This is a succinct monograph on the morphology of the architectural motif of the torana, or the festooned or simply arched portal, that is a fundamental constituent, endlessly repeated in the history of Indian architecture. Lavishly illustrated and printed on heavy art-paper renders it a fairly weighty tome, no doubt one that scholars of South Asian architectural history would welcome. Although toranas are entrances or gateways, they are not to be confused with Pratolis and Gopuras, which grew into more substantial buildings, sometimes as defensive gatehouses to guard. Gopuras being more substantial buildings, have already been the focus of previous studies (one of the more notable ones of South Indian ones being the 1963 monograph by J.C. Harle). The study is essentially two-pronged. Establishing a formal morphological corpus or shall we say a taxonomy of the torana and second, ballasting this with what ancient texts and inscriptional evidence have to say about the form.

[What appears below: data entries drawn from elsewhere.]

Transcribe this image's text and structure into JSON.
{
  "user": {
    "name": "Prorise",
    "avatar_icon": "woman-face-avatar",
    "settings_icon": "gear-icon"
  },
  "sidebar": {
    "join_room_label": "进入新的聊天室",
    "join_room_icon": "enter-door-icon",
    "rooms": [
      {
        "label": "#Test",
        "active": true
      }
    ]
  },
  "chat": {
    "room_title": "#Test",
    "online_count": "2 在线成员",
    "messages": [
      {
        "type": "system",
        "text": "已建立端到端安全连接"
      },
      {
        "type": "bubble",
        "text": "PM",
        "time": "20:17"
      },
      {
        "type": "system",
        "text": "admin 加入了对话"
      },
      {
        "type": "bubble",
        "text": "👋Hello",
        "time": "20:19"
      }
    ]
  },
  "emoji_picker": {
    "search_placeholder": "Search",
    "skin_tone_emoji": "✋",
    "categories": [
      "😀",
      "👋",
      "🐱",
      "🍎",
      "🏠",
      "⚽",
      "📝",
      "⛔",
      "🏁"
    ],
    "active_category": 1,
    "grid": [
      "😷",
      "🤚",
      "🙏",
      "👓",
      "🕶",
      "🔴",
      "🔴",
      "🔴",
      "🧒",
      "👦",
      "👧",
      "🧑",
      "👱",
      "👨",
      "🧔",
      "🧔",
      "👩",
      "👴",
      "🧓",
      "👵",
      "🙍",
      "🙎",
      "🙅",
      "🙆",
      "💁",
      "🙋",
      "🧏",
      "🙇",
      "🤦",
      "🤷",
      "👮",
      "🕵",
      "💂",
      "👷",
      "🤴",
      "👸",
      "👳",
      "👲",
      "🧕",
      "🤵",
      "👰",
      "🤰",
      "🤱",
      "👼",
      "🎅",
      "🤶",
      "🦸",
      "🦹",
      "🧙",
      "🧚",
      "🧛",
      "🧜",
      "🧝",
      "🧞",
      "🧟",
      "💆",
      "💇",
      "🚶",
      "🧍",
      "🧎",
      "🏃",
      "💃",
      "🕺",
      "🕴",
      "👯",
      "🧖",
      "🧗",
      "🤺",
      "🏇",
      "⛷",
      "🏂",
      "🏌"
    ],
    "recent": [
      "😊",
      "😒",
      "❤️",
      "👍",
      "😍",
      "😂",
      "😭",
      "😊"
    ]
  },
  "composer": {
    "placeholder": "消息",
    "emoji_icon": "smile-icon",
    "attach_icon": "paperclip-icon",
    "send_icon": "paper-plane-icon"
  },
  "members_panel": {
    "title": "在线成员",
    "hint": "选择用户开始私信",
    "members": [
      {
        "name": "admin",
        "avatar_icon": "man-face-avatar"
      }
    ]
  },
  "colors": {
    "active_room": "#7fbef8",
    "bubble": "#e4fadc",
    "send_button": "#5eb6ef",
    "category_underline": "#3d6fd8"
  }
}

This study is thus within a well-established indological methodology, which as Professor Settar’s Foreword makes clear has been followed ever since the earliest writings on Indian art and architecture from the nineteenth century.